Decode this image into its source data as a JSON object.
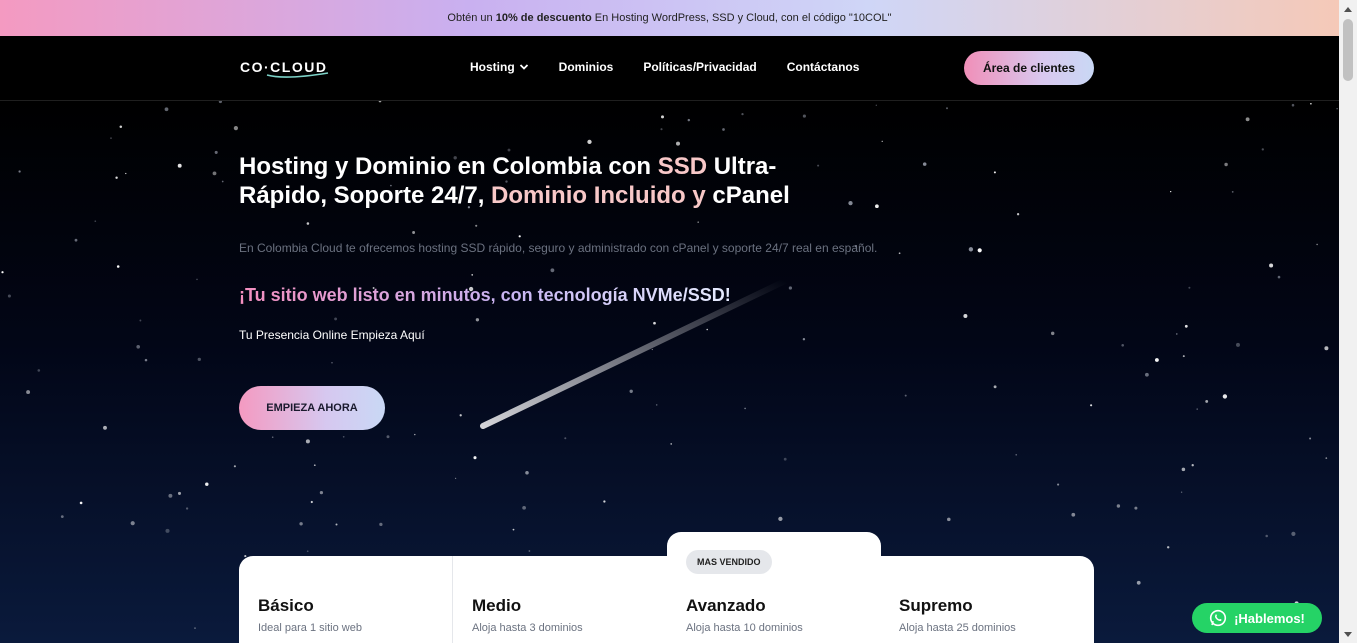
{
  "promo": {
    "prefix": "Obtén un ",
    "highlight": "10% de descuento",
    "suffix": " En Hosting WordPress, SSD y Cloud, con el código \"10COL\""
  },
  "header": {
    "logo_text": "CO·CLOUD",
    "nav": [
      {
        "label": "Hosting",
        "icon": "chevron-down-icon"
      },
      {
        "label": "Dominios"
      },
      {
        "label": "Políticas/Privacidad"
      },
      {
        "label": "Contáctanos"
      }
    ],
    "client_button": "Área de clientes"
  },
  "hero": {
    "title_part1": "Hosting y Dominio en Colombia con ",
    "title_accent1": "SSD",
    "title_part2": " Ultra-Rápido, Soporte 24/7, ",
    "title_accent2": "Dominio Incluido y",
    "title_part3": " cPanel",
    "description": "En Colombia Cloud te ofrecemos hosting SSD rápido, seguro y administrado con cPanel y soporte 24/7 real en español.",
    "tagline": "¡Tu sitio web listo en minutos, con tecnología NVMe/SSD!",
    "subtitle": "Tu Presencia Online Empieza Aquí",
    "cta": "EMPIEZA AHORA"
  },
  "plans": [
    {
      "name": "Básico",
      "subtitle": "Ideal para 1 sitio web"
    },
    {
      "name": "Medio",
      "subtitle": "Aloja hasta 3 dominios"
    },
    {
      "name": "Avanzado",
      "subtitle": "Aloja hasta 10 dominios",
      "badge": "MAS VENDIDO"
    },
    {
      "name": "Supremo",
      "subtitle": "Aloja hasta 25 dominios"
    }
  ],
  "whatsapp": {
    "label": "¡Hablemos!",
    "icon": "whatsapp-icon",
    "color": "#25d366"
  },
  "colors": {
    "accent_pink": "#f49ac1",
    "accent_lavender": "#c9b0f0",
    "hero_bg": "#020617"
  }
}
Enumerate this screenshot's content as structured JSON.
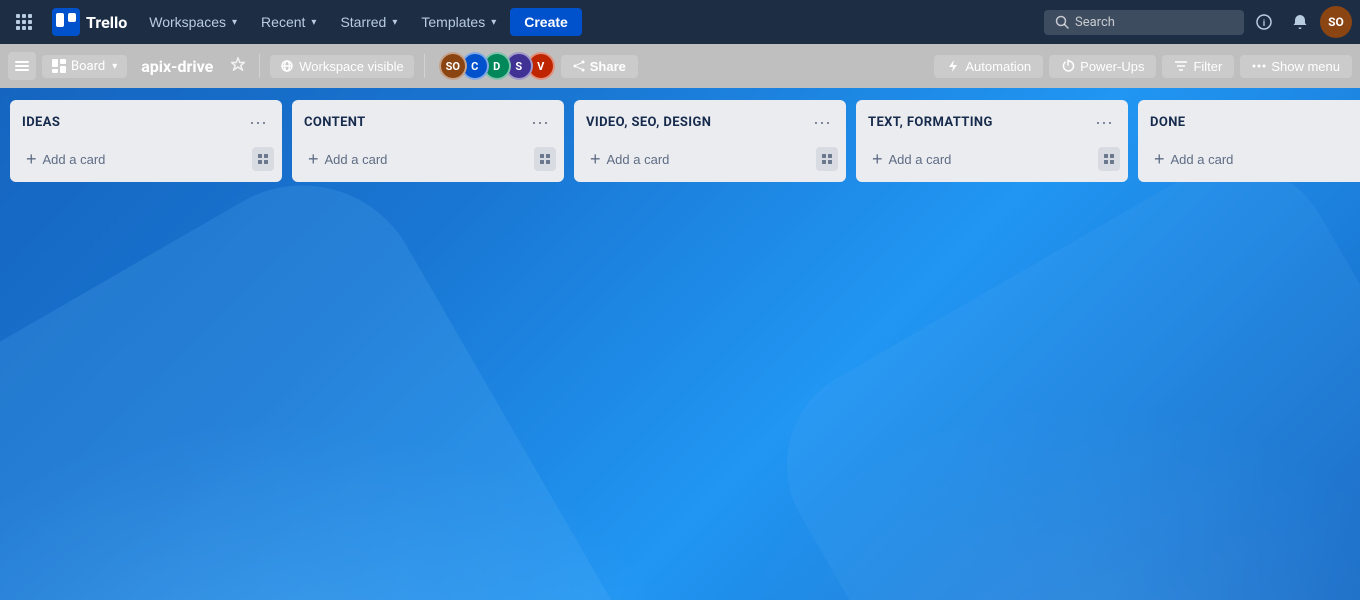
{
  "topNav": {
    "logoText": "Trello",
    "workspacesLabel": "Workspaces",
    "recentLabel": "Recent",
    "starredLabel": "Starred",
    "templatesLabel": "Templates",
    "createLabel": "Create",
    "searchPlaceholder": "Search",
    "infoIcon": "ℹ",
    "notifIcon": "🔔",
    "userInitials": "SO"
  },
  "boardNav": {
    "boardType": "Board",
    "boardName": "apix-drive",
    "boardLinkName": "apix-drive",
    "workspaceVisible": "Workspace visible",
    "shareLabel": "Share",
    "automationLabel": "Automation",
    "powerUpsLabel": "Power-Ups",
    "filterLabel": "Filter",
    "showMenuLabel": "Show menu",
    "members": [
      {
        "initials": "SO",
        "color": "#8b4513"
      },
      {
        "initials": "C",
        "color": "#0052cc"
      },
      {
        "initials": "D",
        "color": "#00875a"
      },
      {
        "initials": "S",
        "color": "#403294"
      },
      {
        "initials": "V",
        "color": "#bf2600"
      }
    ]
  },
  "lists": [
    {
      "id": "ideas",
      "title": "IDEAS",
      "addCardLabel": "Add a card"
    },
    {
      "id": "content",
      "title": "CONTENT",
      "addCardLabel": "Add a card"
    },
    {
      "id": "video-seo-design",
      "title": "VIDEO, SEO, DESIGN",
      "addCardLabel": "Add a card"
    },
    {
      "id": "text-formatting",
      "title": "TEXT, FORMATTING",
      "addCardLabel": "Add a card"
    },
    {
      "id": "done",
      "title": "DONE",
      "addCardLabel": "Add a card"
    }
  ]
}
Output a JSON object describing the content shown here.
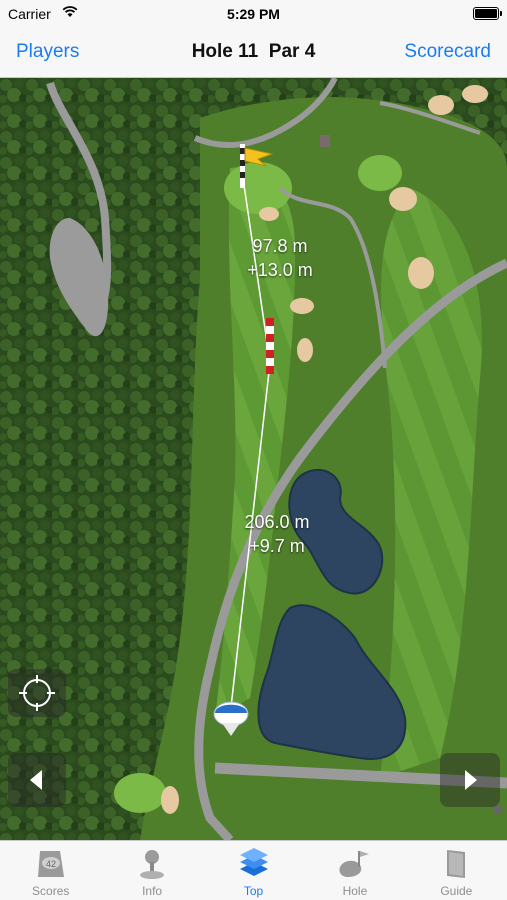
{
  "status_bar": {
    "carrier": "Carrier",
    "time": "5:29 PM"
  },
  "nav": {
    "left_button": "Players",
    "title": "Hole 11  Par 4",
    "right_button": "Scorecard"
  },
  "map": {
    "distance_to_pin": {
      "distance": "97.8 m",
      "elevation": "+13.0 m"
    },
    "distance_from_tee": {
      "distance": "206.0 m",
      "elevation": "+9.7 m"
    }
  },
  "tabs": [
    {
      "label": "Scores",
      "icon": "scores-icon",
      "active": false
    },
    {
      "label": "Info",
      "icon": "info-icon",
      "active": false
    },
    {
      "label": "Top",
      "icon": "top-icon",
      "active": true
    },
    {
      "label": "Hole",
      "icon": "hole-icon",
      "active": false
    },
    {
      "label": "Guide",
      "icon": "guide-icon",
      "active": false
    }
  ],
  "colors": {
    "accent": "#1a7cf4",
    "fairway": "#5c9a35",
    "water": "#2d4560",
    "sand": "#e6c9a1",
    "path": "#9a9a9a"
  }
}
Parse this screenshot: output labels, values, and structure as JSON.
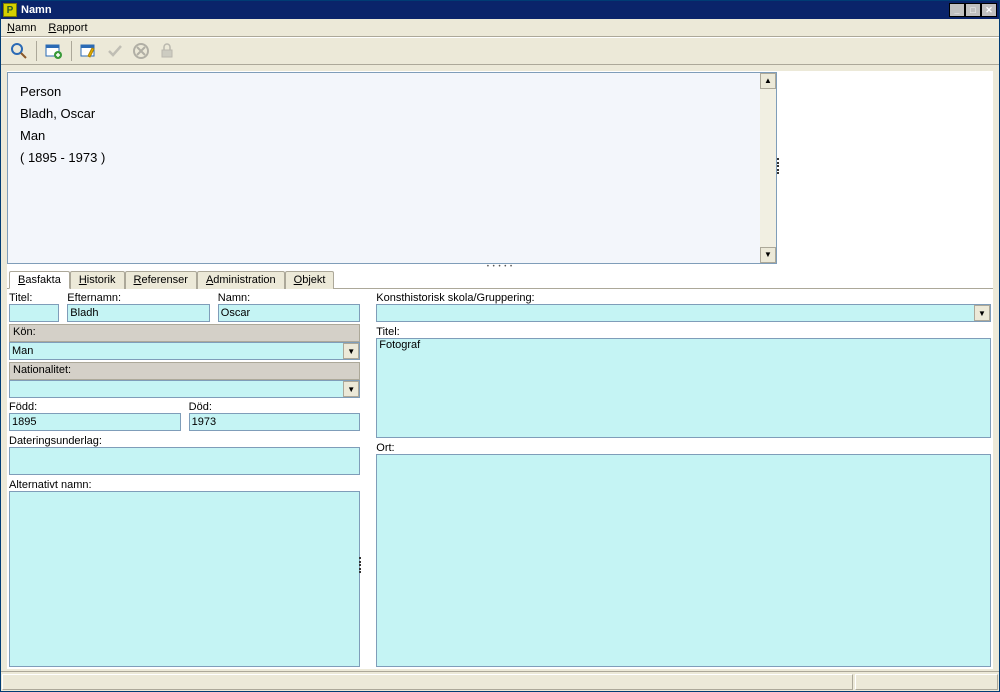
{
  "window": {
    "title": "Namn",
    "app_icon_letter": "P"
  },
  "menu": {
    "namn": "Namn",
    "rapport": "Rapport"
  },
  "summary": {
    "type": "Person",
    "name": "Bladh, Oscar",
    "gender": "Man",
    "dates": "( 1895 - 1973 )"
  },
  "tabs": [
    {
      "label": "Basfakta",
      "key": "B"
    },
    {
      "label": "Historik",
      "key": "H"
    },
    {
      "label": "Referenser",
      "key": "R"
    },
    {
      "label": "Administration",
      "key": "A"
    },
    {
      "label": "Objekt",
      "key": "O"
    }
  ],
  "labels": {
    "titel": "Titel:",
    "efternamn": "Efternamn:",
    "namn": "Namn:",
    "kon": "Kön:",
    "nationalitet": "Nationalitet:",
    "fodd": "Född:",
    "dod": "Död:",
    "dateringsunderlag": "Dateringsunderlag:",
    "alternativt": "Alternativt namn:",
    "konsthist": "Konsthistorisk skola/Gruppering:",
    "titel2": "Titel:",
    "ort": "Ort:"
  },
  "values": {
    "titel": "",
    "efternamn": "Bladh",
    "namn": "Oscar",
    "kon": "Man",
    "nationalitet": "",
    "fodd": "1895",
    "dod": "1973",
    "dateringsunderlag": "",
    "alternativt": "",
    "konsthist": "",
    "titel2": "Fotograf",
    "ort": ""
  }
}
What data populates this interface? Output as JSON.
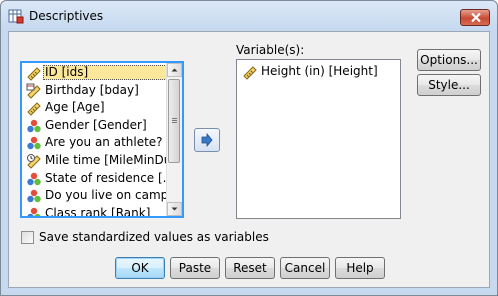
{
  "window": {
    "title": "Descriptives"
  },
  "source_list": {
    "items": [
      {
        "label": "ID [ids]",
        "icon": "scale-ruler-icon",
        "selected": true
      },
      {
        "label": "Birthday [bday]",
        "icon": "date-ruler-icon"
      },
      {
        "label": "Age [Age]",
        "icon": "scale-ruler-icon"
      },
      {
        "label": "Gender [Gender]",
        "icon": "nominal-balls-icon"
      },
      {
        "label": "Are you an athlete? [...",
        "icon": "nominal-balls-icon"
      },
      {
        "label": "Mile time [MileMinDur]",
        "icon": "time-ruler-icon"
      },
      {
        "label": "State of residence [...",
        "icon": "nominal-balls-icon"
      },
      {
        "label": "Do you live on camp...",
        "icon": "nominal-balls-icon"
      },
      {
        "label": "Class rank [Rank]",
        "icon": "nominal-balls-icon"
      }
    ]
  },
  "target": {
    "label": "Variable(s):",
    "items": [
      {
        "label": "Height (in) [Height]",
        "icon": "scale-ruler-icon"
      }
    ]
  },
  "side_buttons": {
    "options": "Options...",
    "style": "Style..."
  },
  "checkbox": {
    "label": "Save standardized values as variables",
    "checked": false
  },
  "bottom_buttons": {
    "ok": "OK",
    "paste": "Paste",
    "reset": "Reset",
    "cancel": "Cancel",
    "help": "Help"
  },
  "colors": {
    "selection": "#fde79a",
    "focus_border": "#3399ff",
    "client_bg": "#f0f0f0"
  }
}
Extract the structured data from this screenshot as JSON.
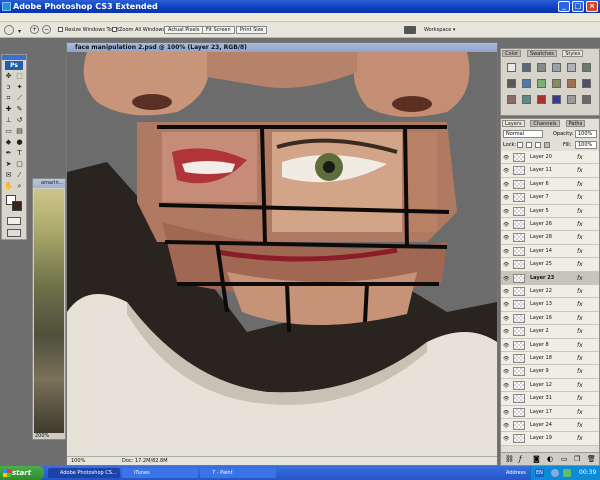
{
  "window": {
    "title": "Adobe Photoshop CS3 Extended"
  },
  "options_bar": {
    "resize_label": "Resize Windows To Fit",
    "zoom_all_label": "Zoom All Windows",
    "actual_pixels": "Actual Pixels",
    "fit_screen": "Fit Screen",
    "print_size": "Print Size",
    "workspace": "Workspace ▾"
  },
  "toolbox": {
    "logo": "Ps"
  },
  "document_small": {
    "title": "amarin...",
    "zoom": "200%"
  },
  "document": {
    "title": "face manipulation 2.psd @ 100% (Layer 23, RGB/8)",
    "zoom": "100%",
    "doc_size": "Doc: 17.2M/82.8M"
  },
  "swatch_panel": {
    "tabs": [
      "Color",
      "Swatches",
      "Styles"
    ],
    "active_tab": "Styles",
    "colors": [
      "#e8e8e8",
      "#5a6a7a",
      "#888888",
      "#9aa0a8",
      "#b0b4b8",
      "#6a7a6a",
      "#5a5a5a",
      "#4a7ab0",
      "#7ab07a",
      "#8a8a5a",
      "#a07050",
      "#50506a",
      "#8a6a6a",
      "#5a8a8a",
      "#aa3030",
      "#3a3a8a",
      "#9a9a9a",
      "#6a6a6a"
    ]
  },
  "layers_panel": {
    "tabs": [
      "Layers",
      "Channels",
      "Paths"
    ],
    "active_tab": "Layers",
    "blend_mode": "Normal",
    "opacity_label": "Opacity:",
    "opacity_value": "100%",
    "lock_label": "Lock:",
    "fill_label": "Fill:",
    "fill_value": "100%",
    "fx_symbol": "fx",
    "selected_layer": "Layer 23",
    "layers": [
      "Layer 20",
      "Layer 11",
      "Layer 6",
      "Layer 7",
      "Layer 5",
      "Layer 26",
      "Layer 28",
      "Layer 14",
      "Layer 25",
      "Layer 23",
      "Layer 22",
      "Layer 13",
      "Layer 16",
      "Layer 2",
      "Layer 8",
      "Layer 18",
      "Layer 9",
      "Layer 12",
      "Layer 31",
      "Layer 17",
      "Layer 24",
      "Layer 19"
    ]
  },
  "taskbar": {
    "start": "start",
    "tasks": [
      "Adobe Photoshop CS...",
      "iTunes",
      "7 - Paint"
    ],
    "address_label": "Address",
    "lang": "EN",
    "time": "00:39"
  }
}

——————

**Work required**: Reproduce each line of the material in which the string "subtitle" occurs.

**Written answer**:
    "subtitle": "Tu Presencia Online Empieza Aquí",
      "subtitle": "Ideal para 1 sitio web"
      "subtitle": "Aloja hasta 3 dominios"
      "subtitle": "Aloja hasta 10 dominios",
      "subtitle": "Aloja hasta 25 dominios"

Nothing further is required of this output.